In this guest article Lucy Bee talks to Tim Hunt, co-editor Ethical Consumer Magazine, about campaigning, rating companies and ethical products…
Q: Firstly could you explain who Ethical Consumer is?
A: Ethical Consumer is a not-for-profit UK magazine and website which publishes information on the social, ethical and environmental behaviour of companies and issues around trade, justice and ethical consumerism.
We are on a mission to make business more sustainable by harnessing consumer power.
Our main focus is on producing guides that help consumers choose the most ethical products every time they shop.
We also work with sustainable businesses providing them with research and analysis and helping them to campaign effectively.
Q: Can you explain more about your consumer guides?
A: We have over 130 product guides on our site. Each one rates and ranks brands based on their ethics.
Our ratings cover around 300 topics, in 19 areas, in 5 main categories, including everything from environmental reporting to human rights to animal testing to tax avoidance.
These ratings are updated in real time from our Corporate Critic database, which contains research on over 40,000 companies, brands and products. This information comes from a number of resources from primary research to company press releases to campaign reports.
The database is a result of over 25 years work. Over this time, this sophisticated yet simple, personal ethical rating system has evolved to give consumers all the information they need to make informed decisions when they shop.
As well as on the web, a selection of these guides are published six times a year in our magazine.
In each guide we pick our Best Buys to help consumers easily choose the best brands to buy in that market. We’re very pleased that Lucy Bee has one of these awarded for its coconut oil and you can read more about that here in Lucy Bee: Ethical Best Buy Coconut Oil.
We talk more about the Best Buy in our video interview with Lucy Bee below:
Q: What makes Ethical Consumer the leading authority on ethical consumerism?
A: As mentioned above we’ve been producing our magazine for over 25 years and over this time we’ve built up a massive database full of information on companies and brands. This helps us to understand trends and what is happening within markets.
We’ve also got lots of experience of working with some of the UK’s most ethical companies and campaign groups.
Q: Is campaigning something you do a lot of?
A: We see everything we do as campaigning of one type or another.
Our guides help consumers avoid the worst companies (e.g. those avoiding tax or committing human rights abuses) and this type of campaigning is great as people can do it easily in their everyday lives.
We also run more focused campaigns. At the moment, we are running one on carbon divestment, helping people to de-carbon their personal finances as a way for individuals to help tackle the climate crisis.

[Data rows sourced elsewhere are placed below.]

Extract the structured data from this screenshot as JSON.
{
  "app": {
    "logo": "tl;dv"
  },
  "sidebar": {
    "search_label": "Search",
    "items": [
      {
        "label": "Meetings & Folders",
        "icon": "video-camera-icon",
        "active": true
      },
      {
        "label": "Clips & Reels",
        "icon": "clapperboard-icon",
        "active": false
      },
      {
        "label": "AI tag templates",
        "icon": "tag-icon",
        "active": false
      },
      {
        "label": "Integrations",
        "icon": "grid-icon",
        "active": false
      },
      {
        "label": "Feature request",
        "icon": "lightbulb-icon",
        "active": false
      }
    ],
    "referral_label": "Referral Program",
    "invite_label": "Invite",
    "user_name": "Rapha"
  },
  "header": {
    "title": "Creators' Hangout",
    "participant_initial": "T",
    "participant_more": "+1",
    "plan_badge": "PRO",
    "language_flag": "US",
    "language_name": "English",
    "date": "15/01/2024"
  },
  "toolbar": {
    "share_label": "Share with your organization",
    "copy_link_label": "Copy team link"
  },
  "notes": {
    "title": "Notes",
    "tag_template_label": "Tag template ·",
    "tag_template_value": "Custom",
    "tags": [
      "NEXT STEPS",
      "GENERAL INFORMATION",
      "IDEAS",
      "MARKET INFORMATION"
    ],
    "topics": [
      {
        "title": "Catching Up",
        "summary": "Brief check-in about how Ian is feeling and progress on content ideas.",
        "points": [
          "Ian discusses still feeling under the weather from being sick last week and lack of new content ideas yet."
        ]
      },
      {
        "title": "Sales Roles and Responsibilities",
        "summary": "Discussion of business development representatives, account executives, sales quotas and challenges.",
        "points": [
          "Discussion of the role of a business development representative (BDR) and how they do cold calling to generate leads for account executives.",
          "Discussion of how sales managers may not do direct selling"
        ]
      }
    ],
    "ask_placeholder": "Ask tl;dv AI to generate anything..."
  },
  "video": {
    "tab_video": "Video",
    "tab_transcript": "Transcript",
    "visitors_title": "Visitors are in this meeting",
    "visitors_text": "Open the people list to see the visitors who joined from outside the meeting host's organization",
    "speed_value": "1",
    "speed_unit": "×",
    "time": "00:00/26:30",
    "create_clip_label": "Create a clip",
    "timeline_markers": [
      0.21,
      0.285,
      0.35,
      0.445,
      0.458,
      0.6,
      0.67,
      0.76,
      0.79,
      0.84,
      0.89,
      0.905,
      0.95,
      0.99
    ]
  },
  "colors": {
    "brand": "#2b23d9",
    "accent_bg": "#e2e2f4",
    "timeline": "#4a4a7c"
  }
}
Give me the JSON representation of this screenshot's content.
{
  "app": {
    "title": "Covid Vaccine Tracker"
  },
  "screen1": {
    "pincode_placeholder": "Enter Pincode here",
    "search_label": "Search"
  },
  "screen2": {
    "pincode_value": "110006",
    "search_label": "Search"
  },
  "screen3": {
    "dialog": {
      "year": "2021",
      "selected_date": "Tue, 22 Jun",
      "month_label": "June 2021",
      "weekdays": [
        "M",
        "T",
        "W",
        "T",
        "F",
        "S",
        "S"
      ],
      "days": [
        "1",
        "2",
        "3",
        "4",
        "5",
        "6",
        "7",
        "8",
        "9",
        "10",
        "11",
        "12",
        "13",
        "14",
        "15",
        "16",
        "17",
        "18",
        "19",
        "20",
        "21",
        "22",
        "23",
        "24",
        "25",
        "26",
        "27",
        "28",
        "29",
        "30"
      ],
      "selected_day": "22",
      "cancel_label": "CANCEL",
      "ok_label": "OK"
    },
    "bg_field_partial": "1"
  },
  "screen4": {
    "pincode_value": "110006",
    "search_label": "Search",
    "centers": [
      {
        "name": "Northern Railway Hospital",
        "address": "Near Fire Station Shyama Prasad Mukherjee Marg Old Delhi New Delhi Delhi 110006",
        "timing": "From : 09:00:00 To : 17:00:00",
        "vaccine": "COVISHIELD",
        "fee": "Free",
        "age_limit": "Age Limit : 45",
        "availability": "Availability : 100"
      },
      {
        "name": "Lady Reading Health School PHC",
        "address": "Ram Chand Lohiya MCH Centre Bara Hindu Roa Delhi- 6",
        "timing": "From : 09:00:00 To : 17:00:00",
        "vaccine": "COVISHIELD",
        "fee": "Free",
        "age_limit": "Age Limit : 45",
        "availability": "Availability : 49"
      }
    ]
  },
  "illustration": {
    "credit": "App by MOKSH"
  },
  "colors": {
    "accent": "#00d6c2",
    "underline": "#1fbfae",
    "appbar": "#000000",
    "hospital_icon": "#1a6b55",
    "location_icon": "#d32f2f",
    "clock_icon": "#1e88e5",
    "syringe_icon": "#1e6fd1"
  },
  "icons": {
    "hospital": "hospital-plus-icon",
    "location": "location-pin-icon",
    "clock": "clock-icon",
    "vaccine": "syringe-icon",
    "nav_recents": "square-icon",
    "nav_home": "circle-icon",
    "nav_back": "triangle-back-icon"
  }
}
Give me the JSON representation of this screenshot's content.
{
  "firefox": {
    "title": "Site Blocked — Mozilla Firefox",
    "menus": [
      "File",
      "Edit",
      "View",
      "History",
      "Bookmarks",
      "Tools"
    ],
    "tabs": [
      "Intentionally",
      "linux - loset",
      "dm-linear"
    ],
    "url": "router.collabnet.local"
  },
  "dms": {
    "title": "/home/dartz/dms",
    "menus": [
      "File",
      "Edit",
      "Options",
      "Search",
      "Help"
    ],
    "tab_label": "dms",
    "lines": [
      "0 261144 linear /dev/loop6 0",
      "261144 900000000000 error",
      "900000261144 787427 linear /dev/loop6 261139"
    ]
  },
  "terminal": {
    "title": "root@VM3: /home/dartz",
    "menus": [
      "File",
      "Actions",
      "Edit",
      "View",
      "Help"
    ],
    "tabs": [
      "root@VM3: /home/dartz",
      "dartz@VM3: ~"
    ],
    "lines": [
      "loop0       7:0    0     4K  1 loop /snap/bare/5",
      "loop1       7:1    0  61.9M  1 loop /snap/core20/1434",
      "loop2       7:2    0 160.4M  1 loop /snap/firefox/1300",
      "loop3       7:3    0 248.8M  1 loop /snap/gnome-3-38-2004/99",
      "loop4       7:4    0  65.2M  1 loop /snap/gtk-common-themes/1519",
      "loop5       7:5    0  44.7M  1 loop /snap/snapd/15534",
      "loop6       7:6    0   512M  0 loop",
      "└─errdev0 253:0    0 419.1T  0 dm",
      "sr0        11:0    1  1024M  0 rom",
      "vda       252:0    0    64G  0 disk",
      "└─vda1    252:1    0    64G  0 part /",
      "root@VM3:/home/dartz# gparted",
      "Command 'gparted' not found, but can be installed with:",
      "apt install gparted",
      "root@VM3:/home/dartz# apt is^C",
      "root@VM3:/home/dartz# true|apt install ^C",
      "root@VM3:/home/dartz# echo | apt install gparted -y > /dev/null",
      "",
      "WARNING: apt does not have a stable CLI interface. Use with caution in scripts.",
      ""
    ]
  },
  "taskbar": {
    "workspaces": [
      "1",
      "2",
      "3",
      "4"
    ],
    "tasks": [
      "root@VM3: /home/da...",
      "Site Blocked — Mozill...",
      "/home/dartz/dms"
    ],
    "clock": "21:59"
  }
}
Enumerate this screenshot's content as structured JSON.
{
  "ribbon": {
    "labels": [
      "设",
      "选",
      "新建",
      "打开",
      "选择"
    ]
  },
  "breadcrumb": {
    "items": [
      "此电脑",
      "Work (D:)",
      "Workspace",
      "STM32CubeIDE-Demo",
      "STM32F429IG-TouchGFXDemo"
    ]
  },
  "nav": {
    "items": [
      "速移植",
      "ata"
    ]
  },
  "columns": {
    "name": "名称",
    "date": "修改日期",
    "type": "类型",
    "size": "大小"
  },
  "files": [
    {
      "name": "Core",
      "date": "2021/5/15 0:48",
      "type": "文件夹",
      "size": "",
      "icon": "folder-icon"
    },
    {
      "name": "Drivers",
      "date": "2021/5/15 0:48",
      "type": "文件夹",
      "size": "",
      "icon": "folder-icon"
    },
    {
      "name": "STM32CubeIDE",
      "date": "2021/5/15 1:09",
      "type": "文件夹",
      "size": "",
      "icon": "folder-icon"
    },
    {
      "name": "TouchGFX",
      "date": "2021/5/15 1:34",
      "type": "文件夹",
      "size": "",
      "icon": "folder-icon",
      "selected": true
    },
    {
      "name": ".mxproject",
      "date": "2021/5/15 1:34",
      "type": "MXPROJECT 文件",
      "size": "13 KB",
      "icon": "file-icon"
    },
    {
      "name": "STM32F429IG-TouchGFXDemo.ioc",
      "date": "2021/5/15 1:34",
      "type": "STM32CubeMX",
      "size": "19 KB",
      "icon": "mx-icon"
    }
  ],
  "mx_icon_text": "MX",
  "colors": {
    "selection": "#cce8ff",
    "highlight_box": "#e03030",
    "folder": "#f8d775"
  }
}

We also work with other campaigning organisations to help bring consumer actions into their campaigns, including sustainable fashion and a palm oil campaign.
Our work with ethical businesses is also about making them more sustainable or helping to promote sustainability within markets, so campaigning is really central to what we do.
In fact, we are a not-for-profit co-operative so even our structure is geared to being as ethical as possible.
Q: Do you think your work is having an impact? Have you noticed a lot of change over the last 25 years?
A: We track the market for ethical goods and services every year through the Ethical Consumer Markets Report. This shows that the market has steadily increased over the last 10 years or so. It’s now worth around £38 billion. The market for ethical products and services is now worth more than the market for tobacco.
Aside from the hard data, we’ve also noticed some real changes in what the larger companies are doing and it’s usually for the better.
When I first started at Ethical Consumer, around 10 years ago, very few companies were producing environmental reports and even fewer had supply chain polices that monitored workers’ rights issues. We’ve really seen that this has changed and companies are now really beginning to take these issues seriously which is a big achievement for everyone involved in the green movement.
Added to this, there are now many smaller ethical businesses shooting up and this is really important. Not only does it provide consumers with a great choice but is also helps to push the larger companies to become more ethical.
The general trend is really encouraging and we hope it continues to grow long into the future.
About Lucy Bee Limited
Lucy Bee is concerned with Fair Trade, ethical and sustainable living, recycling and eating close to nature with additive free products for health.
The views and opinions expressed in videos and articles on the Lucy Bee website/s or social networking sites are those of the author/s and do not necessarily reflect those of Lucy Bee Limited.